From a content perspective, the winners during this period will be the ones that can think creatively around the assets to which they still have access. And yes, that means the players themselves. We’ve seen a few attempts over the last week to move further into the digital space, even moving into esports temporarily to maintain social distancing. While this may give a temporary boost to sports-based esports like FIFA 20 or real esports like CS:GO, asking real-world athletes to compete in esports is like deciding the outcome of the Champions League Final via Rock, Paper, Scissors. Just because someone is good at scoring goals with their feet, doesn’t mean they can score with the same accuracy using their fingers.
The appeal for this type of novelty content will eventually wane, especially when all brands are trying to execute on the same idea — this is not real innovation, it’s just following the easiest and most obvious solution.
So what’s the answer? There is no doubt that our experience of social distancing is going to re-engineer how fans interact with their teams and heroes, even once the virus has disappeared. In just a matter of weeks, we can already see how people are discovering new ways in which to socialise in a much more digital way. Rights holders need to learn from these experiences, re-think how they can connect with their audiences for the benefit of both the fans and the sponsors, start interacting and delivering digital experiences for fans that can, in part, replace the physical experience.

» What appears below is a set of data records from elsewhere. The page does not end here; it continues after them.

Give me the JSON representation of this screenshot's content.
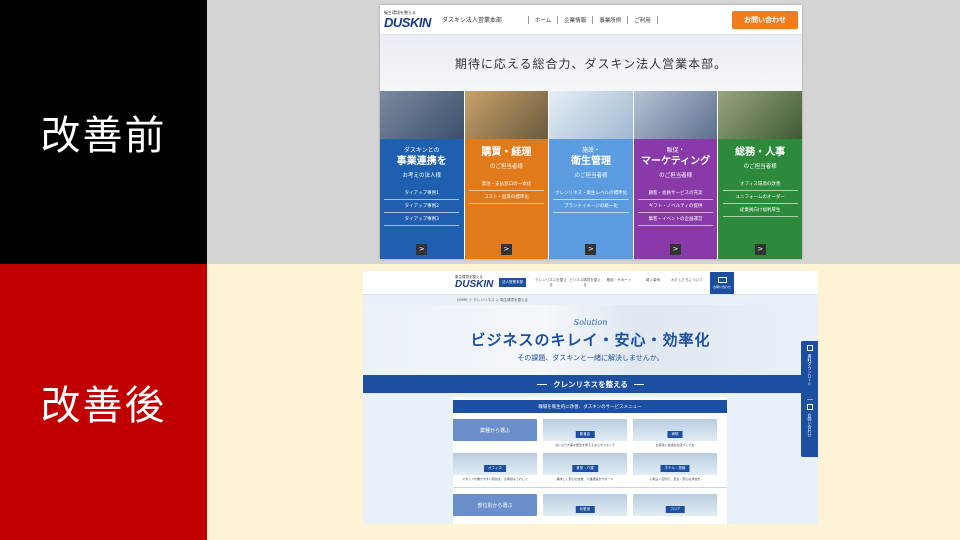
{
  "slide": {
    "before_label": "改善前",
    "after_label": "改善後",
    "colors": {
      "before_label_bg": "#000000",
      "after_label_bg": "#c00000",
      "top_bg": "#d4d4d4",
      "bottom_bg": "#fff3d6"
    }
  },
  "before": {
    "logo_tagline": "衛生環境を整える",
    "logo_word": "DUSKIN",
    "site_name": "ダスキン法人営業本部",
    "nav": [
      "ホーム",
      "企業情報",
      "事業所例",
      "ご利用",
      ""
    ],
    "contact_button": "お問い合わせ",
    "hero_text": "期待に応える総合力、ダスキン法人営業本部。",
    "cards": [
      {
        "pre": "ダスキンとの",
        "title": "事業連携を",
        "sub": "お考えの法人様",
        "color": "#1f5fb0",
        "links": [
          "タイアップ事例1",
          "タイアップ事例2",
          "タイアップ事例3"
        ]
      },
      {
        "pre": "",
        "title": "購買・経理",
        "sub": "のご担当者様",
        "color": "#e07a1a",
        "links": [
          "発注・支払窓口の一本化",
          "コスト・品質の標準化"
        ]
      },
      {
        "pre": "施設・",
        "title": "衛生管理",
        "sub": "のご担当者様",
        "color": "#5b9be0",
        "links": [
          "クレンリネス・衛生レベルの標準化",
          "ブランドイメージの統一化"
        ]
      },
      {
        "pre": "販促・",
        "title": "マーケティング",
        "sub": "のご担当者様",
        "color": "#8a3aa8",
        "links": [
          "顧客・会員サービスの充実",
          "ギフト・ノベルティの提供",
          "集客・イベントの企画運営"
        ]
      },
      {
        "pre": "",
        "title": "総務・人事",
        "sub": "のご担当者様",
        "color": "#2d8a3a",
        "links": [
          "オフィス環境の改善",
          "ユニフォームのオーダー",
          "従業員向け福利厚生"
        ]
      }
    ]
  },
  "after": {
    "logo_tagline": "衛生環境を整える",
    "logo_word": "DUSKIN",
    "badge": "法人営業本部",
    "nav": [
      "クレンリネスを整える",
      "ビジネス環境を整える",
      "販促・サポート",
      "導入事例",
      "わたしたちについて"
    ],
    "mail_label": "お問い合わせ",
    "breadcrumb": "HOME ＞ クレンリネス ＞ 衛生環境を整える",
    "hero_solution": "Solution",
    "hero_title": "ビジネスのキレイ・安心・効率化",
    "hero_sub": "その課題、ダスキンと一緒に解決しませんか。",
    "band_title": "クレンリネスを整える",
    "panel_head": "職場を衛生的に改善、ダスキンのサービスメニュー",
    "row1": {
      "category": "業種から選ぶ",
      "tiles": [
        "飲食店",
        "病院"
      ]
    },
    "row1_desc": [
      "",
      "なにより大事な衛生を整えるならダスキンで",
      "お客様に快適なお店づくりを"
    ],
    "row2_tiles": [
      "オフィス",
      "食堂・介護",
      "ホテル・旅館"
    ],
    "row2_desc": [
      "スタッフの働きやすい環境を、お客様もうれしく",
      "美味しく安心の食堂、介護施設をサポート",
      "心地よい空間で、安全・安心な滞在を"
    ],
    "row3": {
      "category": "部位別から選ぶ",
      "tiles": [
        "化粧室",
        "フロア"
      ]
    },
    "side": [
      "資料ダウンロード",
      "お問い合わせ"
    ]
  }
}
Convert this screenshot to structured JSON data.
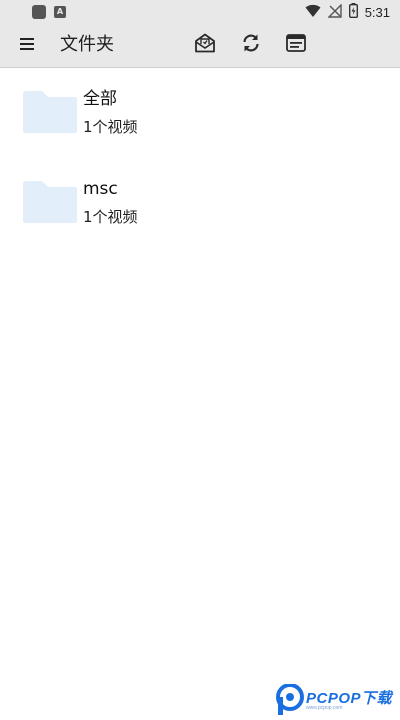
{
  "status_bar": {
    "left_label": "",
    "time": "5:31",
    "icons": [
      "notification-square-icon",
      "notification-a-icon",
      "wifi-icon",
      "no-signal-icon",
      "battery-icon"
    ],
    "notif_a": "A"
  },
  "app_bar": {
    "title": "文件夹",
    "menu_icon": "hamburger-menu-icon",
    "actions": [
      "mail-icon",
      "refresh-icon",
      "list-view-icon"
    ]
  },
  "folders": [
    {
      "name": "全部",
      "count": "1个视频"
    },
    {
      "name": "msc",
      "count": "1个视频"
    }
  ],
  "colors": {
    "bar_background": "#e8e8e8",
    "folder_icon": "#e3eefb",
    "text_primary": "#111111",
    "watermark_blue": "#1a6fe0"
  },
  "watermark": {
    "brand": "PCPOP下载",
    "sub": "www.pcpop.com"
  }
}
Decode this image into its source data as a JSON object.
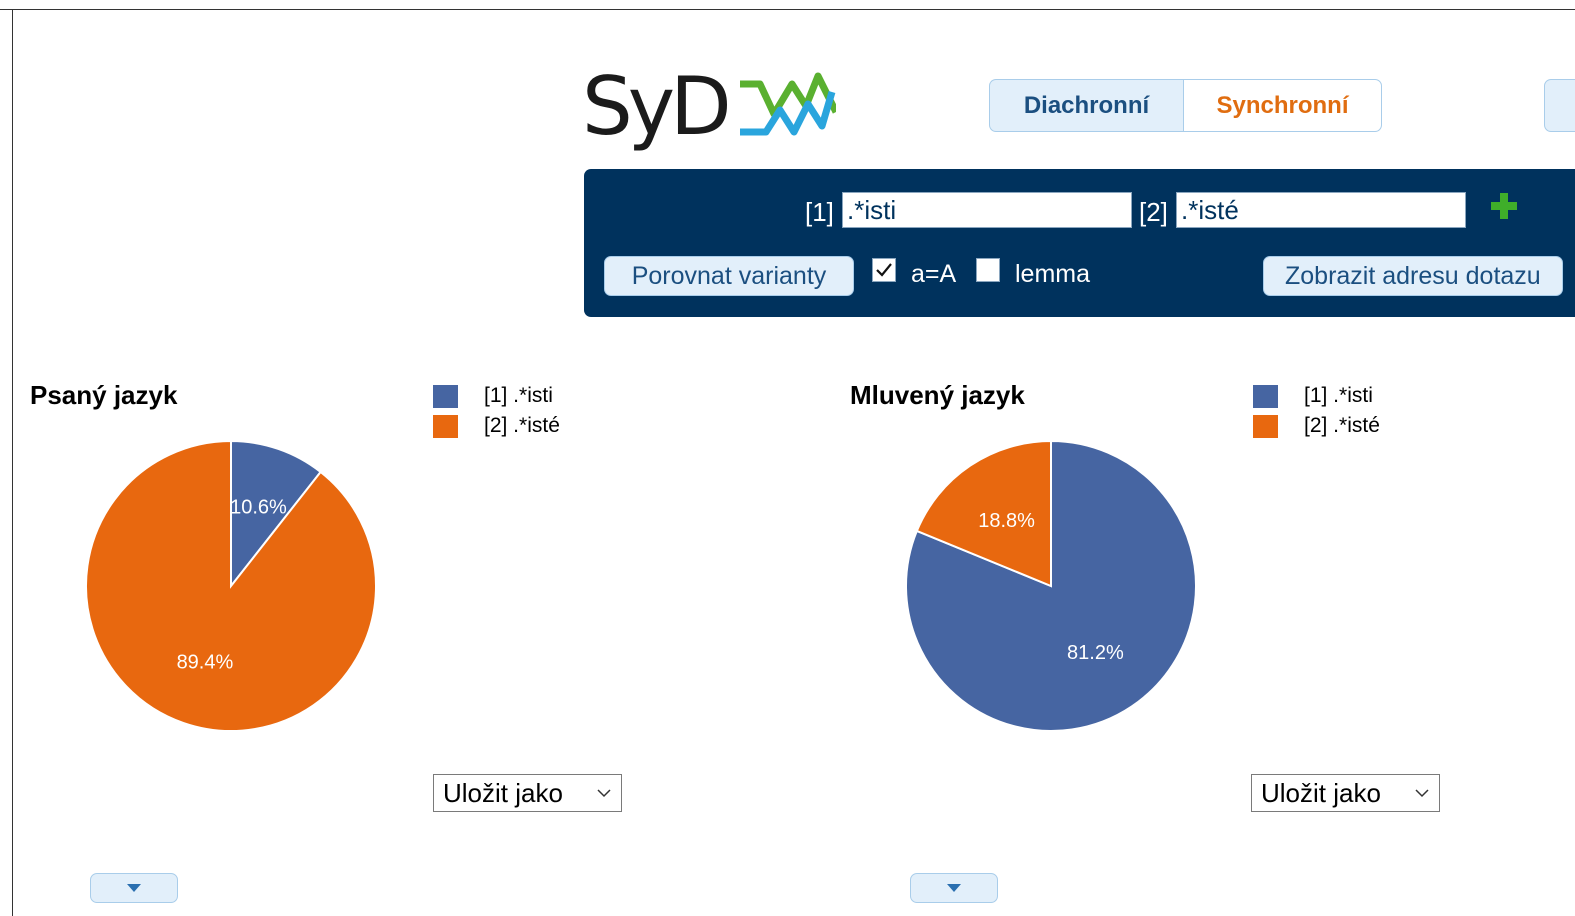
{
  "logo": {
    "text": "SyD"
  },
  "mode_tabs": [
    {
      "label": "Diachronní",
      "active": false
    },
    {
      "label": "Synchronní",
      "active": true
    }
  ],
  "query": {
    "variant1_label": "[1]",
    "variant1_value": ".*isti",
    "variant2_label": "[2]",
    "variant2_value": ".*isté",
    "compare_button": "Porovnat varianty",
    "case_label": "a=A",
    "case_checked": true,
    "lemma_label": "lemma",
    "lemma_checked": false,
    "show_query_url_button": "Zobrazit adresu dotazu"
  },
  "colors": {
    "series1": "#4665a2",
    "series2": "#e8680f",
    "panel": "#00325d",
    "accent": "#e06d10"
  },
  "charts": {
    "written": {
      "save_label": "Uložit jako"
    },
    "spoken": {
      "save_label": "Uložit jako"
    }
  },
  "chart_data": [
    {
      "type": "pie",
      "title": "Psaný jazyk",
      "legend": [
        "[1] .*isti",
        "[2] .*isté"
      ],
      "values": [
        10.6,
        89.4
      ],
      "labels": [
        "10.6%",
        "89.4%"
      ],
      "legend_placement": "right"
    },
    {
      "type": "pie",
      "title": "Mluvený jazyk",
      "legend": [
        "[1] .*isti",
        "[2] .*isté"
      ],
      "values": [
        81.2,
        18.8
      ],
      "labels": [
        "81.2%",
        "18.8%"
      ],
      "legend_placement": "right"
    }
  ]
}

As a platform, Socios.com cannot deliver OTT content; for the moment, we can’t sell jerseys or tickets, although this is something our business model can deliver. But we do provide a solution, now more than ever, for clubs to find a path through the crisis. Our vision has, and always will be, to connect fans from all over the world to their team, and to not only give them a voice, but to reward their loyalty. We are aware that in the future, due to tech advancements and global distribution, sports and entertainment brands will have more and more global fans, and will compete to offer the very best fan experience — fan engagement will be critical.
We have a long term vision on how sports teams should engage, reward, and monetize their fan bases. Our fan-transactional platform allows fans to vote in club-designated polls, thereby offering a new way for teams to interact with their fans; our upcoming Chat feature offers a connection to a global community of like-minded fans; we provide digital experiences that reward loyalty (as well as real-world experiences when the time returns); and we provide fan-centric alternative to sports betting through the trading of Fan Tokens. But more than that, we want to become the infrastructure upon which the sports industry can build fan rewards, fan transactions, and fan data, either directly through our app, and/or technology embedded into a team or club’s own platform.
If we can work together with other sponsors, and allow those brands to use our technology to reach those fans outside of the stadium, whether through in-app polls & surveys, branded augmented-reality Token Hunts, or simple customer acquisition campaigns, we can go some way to grow the ROI of those sponsorships.
With our platform barely off the starting blocks, we can’t yet offer a solution to solve all problems, but we are very clear in our vision that this global crisis will force the sports industry to be even more fan-centric, to embrace digital solutions in order to build more momentum in the future. And we want to be here to help every club in support of these initiatives.
We often talk about how technology is disrupting the sports industry, and yet, it is a human virus that has brought the industry — if not the world — to its knees. As the sports industry is forced to reinvent itself as a result, innovative technology may just stand out as its saviour, and the real winners, will be the teams and rights-holders that are prepared to act differently.